Extracted data entries
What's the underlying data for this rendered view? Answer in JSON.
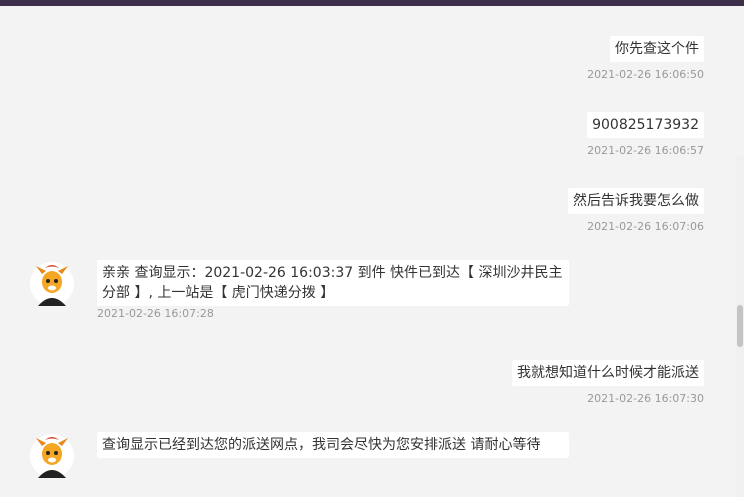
{
  "messages": [
    {
      "side": "right",
      "text": "你先查这个件",
      "time": "2021-02-26 16:06:50"
    },
    {
      "side": "right",
      "text": "900825173932",
      "time": "2021-02-26 16:06:57"
    },
    {
      "side": "right",
      "text": "然后告诉我要怎么做",
      "time": "2021-02-26 16:07:06"
    },
    {
      "side": "left",
      "text": "亲亲 查询显示：2021-02-26 16:03:37 到件 快件已到达【 深圳沙井民主分部 】, 上一站是【 虎门快递分拨 】",
      "time": "2021-02-26 16:07:28"
    },
    {
      "side": "right",
      "text": "我就想知道什么时候才能派送",
      "time": "2021-02-26 16:07:30"
    },
    {
      "side": "left",
      "text": "查询显示已经到达您的派送网点，我司会尽快为您安排派送 请耐心等待",
      "time": ""
    }
  ],
  "colors": {
    "topbar": "#3d2f4a",
    "background": "#f3f3f3",
    "bubble": "#ffffff",
    "timestamp": "#999999"
  }
}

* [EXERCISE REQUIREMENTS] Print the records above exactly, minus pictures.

* [SOLVED EXERCISE]
What's the underlying data for this rendered view? Answer in JSON.
{
  "messages": [
    {
      "side": "right",
      "text": "你先查这个件",
      "time": "2021-02-26 16:06:50"
    },
    {
      "side": "right",
      "text": "900825173932",
      "time": "2021-02-26 16:06:57"
    },
    {
      "side": "right",
      "text": "然后告诉我要怎么做",
      "time": "2021-02-26 16:07:06"
    },
    {
      "side": "left",
      "text": "亲亲 查询显示：2021-02-26 16:03:37 到件 快件已到达【 深圳沙井民主分部 】, 上一站是【 虎门快递分拨 】",
      "time": "2021-02-26 16:07:28"
    },
    {
      "side": "right",
      "text": "我就想知道什么时候才能派送",
      "time": "2021-02-26 16:07:30"
    },
    {
      "side": "left",
      "text": "查询显示已经到达您的派送网点，我司会尽快为您安排派送 请耐心等待",
      "time": ""
    }
  ],
  "colors": {
    "topbar": "#3d2f4a",
    "background": "#f3f3f3",
    "bubble": "#ffffff",
    "timestamp": "#999999"
  }
}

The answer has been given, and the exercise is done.